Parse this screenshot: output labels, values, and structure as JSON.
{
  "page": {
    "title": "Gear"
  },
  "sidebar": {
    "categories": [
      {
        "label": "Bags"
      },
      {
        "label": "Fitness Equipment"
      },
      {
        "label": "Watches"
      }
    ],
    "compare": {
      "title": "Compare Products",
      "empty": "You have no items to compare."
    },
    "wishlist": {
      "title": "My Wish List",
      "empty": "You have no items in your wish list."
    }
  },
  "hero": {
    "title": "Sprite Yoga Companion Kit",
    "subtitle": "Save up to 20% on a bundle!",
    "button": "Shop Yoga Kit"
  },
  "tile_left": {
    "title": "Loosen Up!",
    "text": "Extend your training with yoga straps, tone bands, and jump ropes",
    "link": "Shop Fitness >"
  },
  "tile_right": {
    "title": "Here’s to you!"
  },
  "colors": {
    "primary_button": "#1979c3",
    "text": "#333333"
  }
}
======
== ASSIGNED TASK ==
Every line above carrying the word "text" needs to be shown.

== COMPLETED TASK ==
    "text": "Extend your training with yoga straps, tone bands, and jump ropes",
    "text": "#333333"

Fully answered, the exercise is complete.